Monday, October 15, 2007

The Dario Fo of economics

By now you've probably heard that Leonid Hurwicz, Eric Maskin, and Roger Myerson won this year's Nobel economics prize. With all due respect to all concerned, they're to economics as Dario Fo, Elfriede Jelinek and Wislawa Szymborska are to literature.

If you even want to attempt to know why they got the prize, scoot over to Marginal Revolution.

Not that I'm complaining. Part of the charm of the Nobel prizes is that every two or three years the prize committees throw a wild curveball at us, coming up with the most unexpected winners. Of course, everyone is outraged that more deserving candidates were ignored, once again. Nonetheless, it keeps the world tuned in.
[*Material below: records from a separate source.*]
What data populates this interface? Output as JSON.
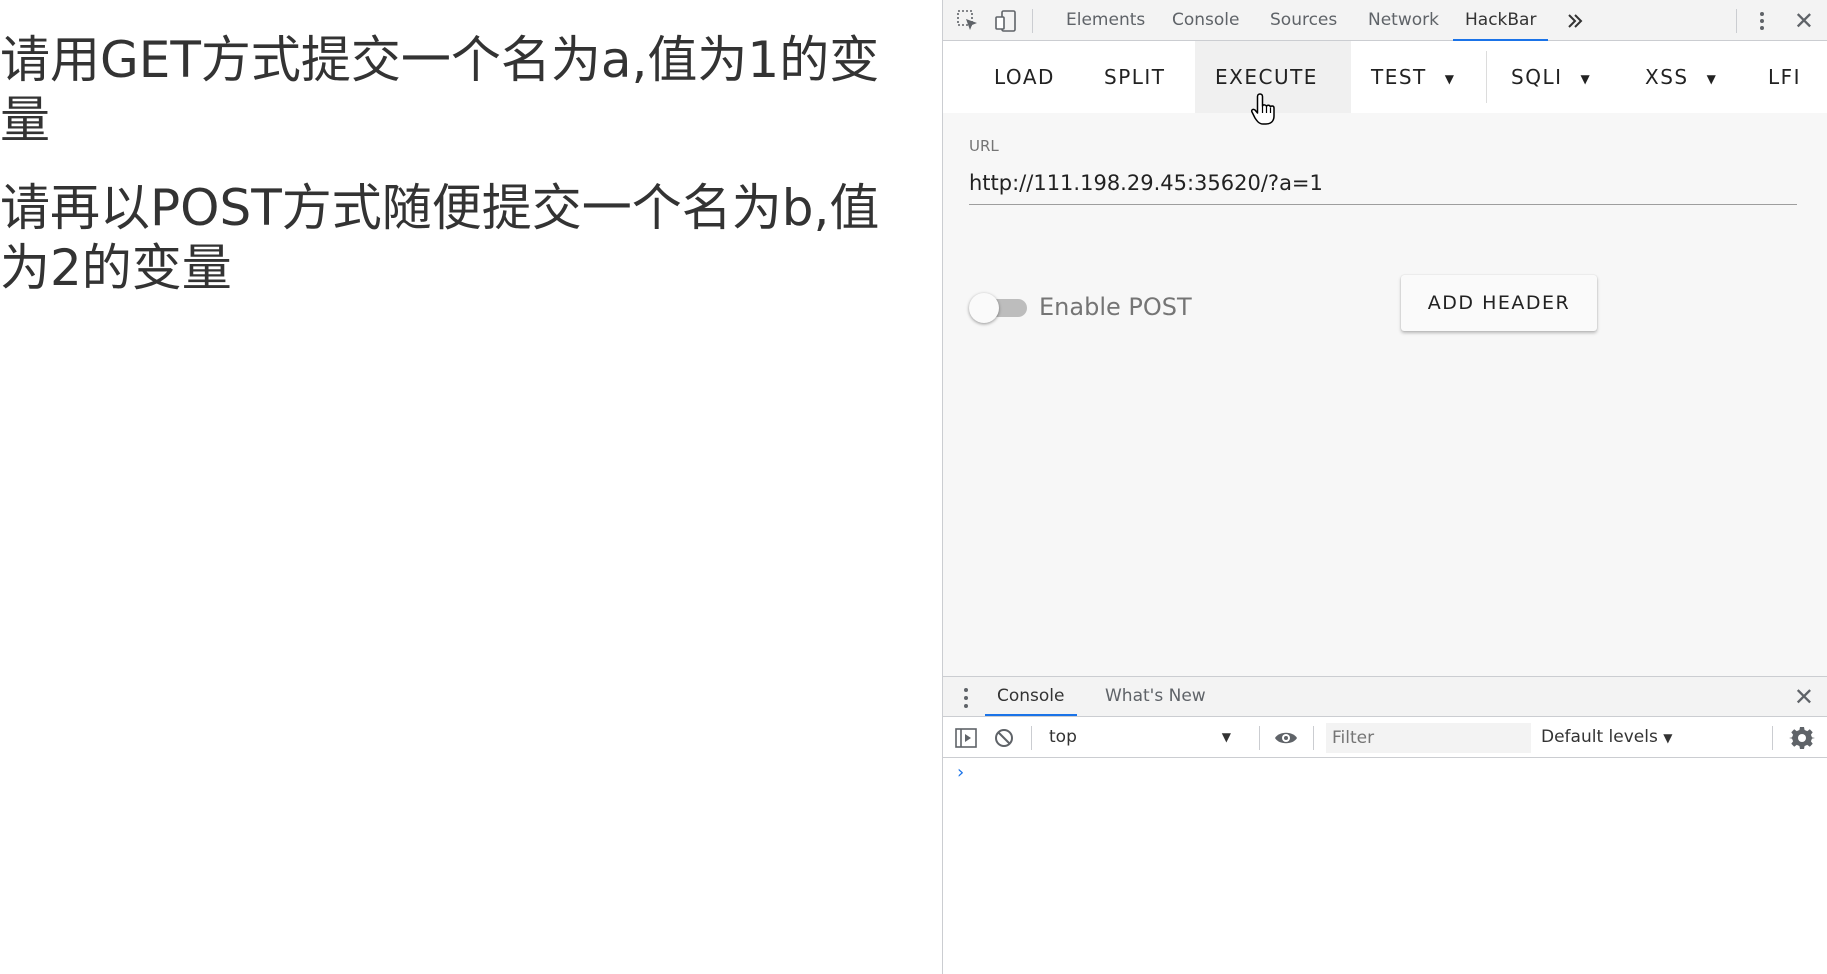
{
  "page": {
    "line1": "请用GET方式提交一个名为a,值为1的变量",
    "line2": "请再以POST方式随便提交一个名为b,值为2的变量"
  },
  "devtools": {
    "tabs": [
      "Elements",
      "Console",
      "Sources",
      "Network",
      "HackBar"
    ],
    "active_tab": "HackBar",
    "more_icon": "double-chevron-right-icon"
  },
  "hackbar": {
    "buttons": {
      "load": "LOAD",
      "split": "SPLIT",
      "execute": "EXECUTE",
      "test": "TEST",
      "sqli": "SQLI",
      "xss": "XSS",
      "lfi": "LFI"
    },
    "url_label": "URL",
    "url_value": "http://111.198.29.45:35620/?a=1",
    "enable_post_label": "Enable POST",
    "enable_post_on": false,
    "add_header_label": "ADD HEADER"
  },
  "drawer": {
    "tabs": [
      "Console",
      "What's New"
    ],
    "active_tab": "Console"
  },
  "console_toolbar": {
    "context": "top",
    "filter_placeholder": "Filter",
    "levels": "Default levels"
  },
  "colors": {
    "accent": "#1a73e8",
    "toolbar_bg": "#f3f3f3",
    "hackbar_bg": "#f7f7f7"
  }
}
My favorite Nobel peeve is that those pesky Swedes evidently have a something against Spanish-language literature. Octavio Paz was the last winner, in 1990. Since then, there have been 8 English-language winners. Does anyone seriously believe that someone like Harld Pinter is more deserving than a Carlos Fuentes or Mario Vargas Llosa? Please. Not that this problem is recent. They let giants like Jorge Luis Borges, Julio Cortázar and Alejo Carpentier die without recognition.